= Beginning of Section =

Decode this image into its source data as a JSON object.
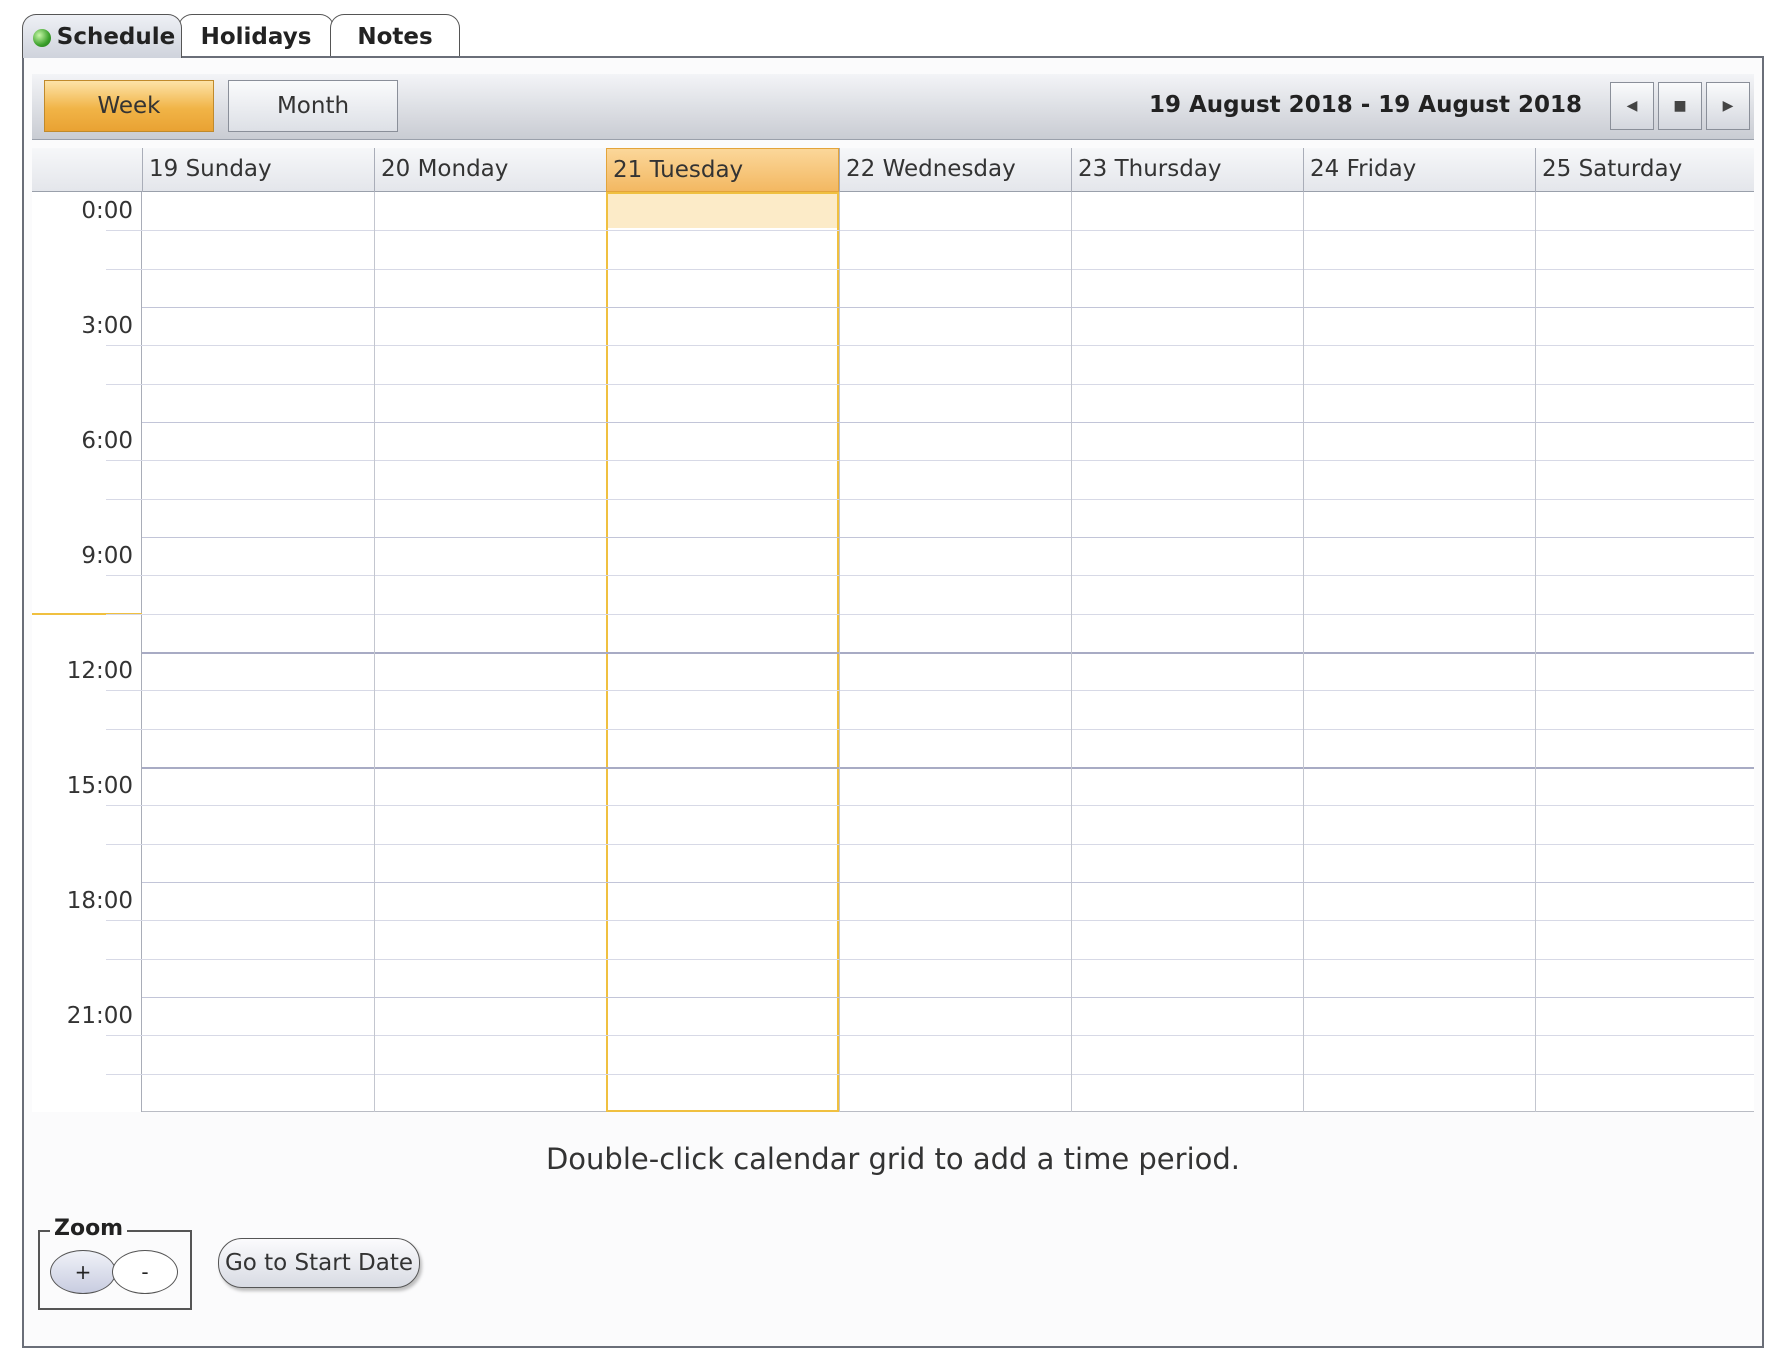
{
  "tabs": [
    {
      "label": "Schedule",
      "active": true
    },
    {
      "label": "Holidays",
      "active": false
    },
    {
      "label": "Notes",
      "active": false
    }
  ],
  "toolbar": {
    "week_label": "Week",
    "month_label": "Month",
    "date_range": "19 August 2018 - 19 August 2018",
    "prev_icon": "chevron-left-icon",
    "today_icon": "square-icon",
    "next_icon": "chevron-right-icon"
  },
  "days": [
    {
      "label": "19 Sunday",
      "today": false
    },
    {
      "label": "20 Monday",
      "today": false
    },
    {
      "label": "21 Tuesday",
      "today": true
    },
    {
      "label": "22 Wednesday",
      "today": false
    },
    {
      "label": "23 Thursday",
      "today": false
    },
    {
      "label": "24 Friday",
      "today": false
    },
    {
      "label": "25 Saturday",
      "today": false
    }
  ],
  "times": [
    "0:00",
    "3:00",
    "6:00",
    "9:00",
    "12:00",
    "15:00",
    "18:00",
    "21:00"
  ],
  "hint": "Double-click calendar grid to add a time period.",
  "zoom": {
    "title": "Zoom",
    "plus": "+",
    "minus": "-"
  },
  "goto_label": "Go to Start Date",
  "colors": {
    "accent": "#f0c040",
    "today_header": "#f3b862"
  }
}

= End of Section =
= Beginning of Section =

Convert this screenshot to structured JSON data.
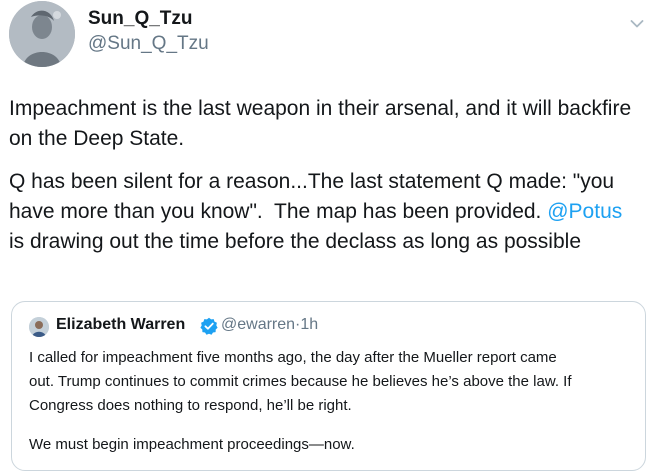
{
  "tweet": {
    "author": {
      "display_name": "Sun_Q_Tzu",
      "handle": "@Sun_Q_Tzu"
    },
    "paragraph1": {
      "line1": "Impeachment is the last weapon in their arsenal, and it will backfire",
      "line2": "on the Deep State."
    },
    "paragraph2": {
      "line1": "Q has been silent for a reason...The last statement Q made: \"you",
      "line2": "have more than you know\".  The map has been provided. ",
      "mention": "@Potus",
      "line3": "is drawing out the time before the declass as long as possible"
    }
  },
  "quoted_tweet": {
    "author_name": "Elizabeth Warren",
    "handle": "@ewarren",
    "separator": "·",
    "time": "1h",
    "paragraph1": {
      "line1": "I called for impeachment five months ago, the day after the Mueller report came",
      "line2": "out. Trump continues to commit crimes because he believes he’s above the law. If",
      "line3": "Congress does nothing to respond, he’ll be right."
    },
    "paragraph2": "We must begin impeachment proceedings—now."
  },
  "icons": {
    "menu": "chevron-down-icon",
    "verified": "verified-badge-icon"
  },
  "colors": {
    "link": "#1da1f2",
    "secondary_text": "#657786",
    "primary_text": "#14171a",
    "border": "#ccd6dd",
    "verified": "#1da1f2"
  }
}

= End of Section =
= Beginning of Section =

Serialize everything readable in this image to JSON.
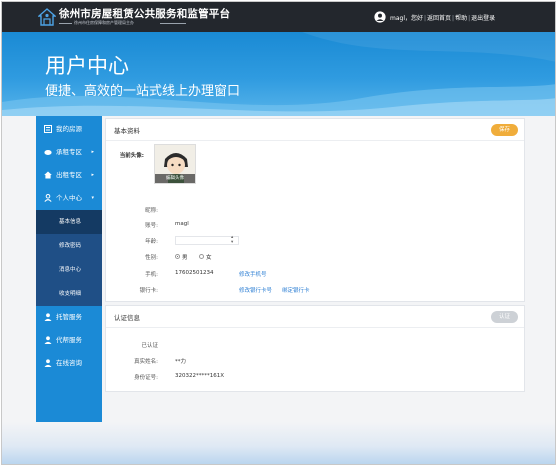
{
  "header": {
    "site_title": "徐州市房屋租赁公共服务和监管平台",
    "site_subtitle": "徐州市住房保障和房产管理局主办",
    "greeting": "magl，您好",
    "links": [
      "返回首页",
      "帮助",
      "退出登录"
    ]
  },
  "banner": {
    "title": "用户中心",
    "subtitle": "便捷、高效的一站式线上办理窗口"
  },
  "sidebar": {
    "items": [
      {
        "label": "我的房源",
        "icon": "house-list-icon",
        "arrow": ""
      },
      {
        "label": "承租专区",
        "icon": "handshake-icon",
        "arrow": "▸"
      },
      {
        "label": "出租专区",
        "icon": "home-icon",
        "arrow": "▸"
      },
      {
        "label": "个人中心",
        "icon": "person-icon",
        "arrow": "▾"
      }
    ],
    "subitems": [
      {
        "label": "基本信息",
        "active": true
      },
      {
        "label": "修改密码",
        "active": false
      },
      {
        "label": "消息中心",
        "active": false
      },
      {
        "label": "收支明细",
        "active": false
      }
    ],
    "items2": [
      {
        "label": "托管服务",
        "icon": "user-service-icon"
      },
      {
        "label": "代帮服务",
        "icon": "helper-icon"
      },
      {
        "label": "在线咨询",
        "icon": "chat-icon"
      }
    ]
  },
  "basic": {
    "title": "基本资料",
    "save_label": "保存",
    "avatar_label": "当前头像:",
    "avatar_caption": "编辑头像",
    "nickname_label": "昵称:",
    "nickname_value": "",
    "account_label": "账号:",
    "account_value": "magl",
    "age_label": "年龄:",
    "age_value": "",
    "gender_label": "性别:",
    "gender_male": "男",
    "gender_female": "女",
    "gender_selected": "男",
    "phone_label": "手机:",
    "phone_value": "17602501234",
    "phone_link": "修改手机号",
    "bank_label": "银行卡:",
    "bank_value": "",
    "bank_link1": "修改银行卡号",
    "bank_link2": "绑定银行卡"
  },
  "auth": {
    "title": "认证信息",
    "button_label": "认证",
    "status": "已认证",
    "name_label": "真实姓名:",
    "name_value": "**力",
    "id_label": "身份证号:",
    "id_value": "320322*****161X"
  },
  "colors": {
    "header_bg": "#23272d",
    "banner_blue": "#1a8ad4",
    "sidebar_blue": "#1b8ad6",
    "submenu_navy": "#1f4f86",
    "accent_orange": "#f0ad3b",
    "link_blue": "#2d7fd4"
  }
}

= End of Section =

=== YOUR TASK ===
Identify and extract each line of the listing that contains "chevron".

=== EXERCISE RESPONSE ===
    "prev_icon": "chevron-left-icon",
    "next_icon": "chevron-right-icon"
    "menu": "chevron-down-icon",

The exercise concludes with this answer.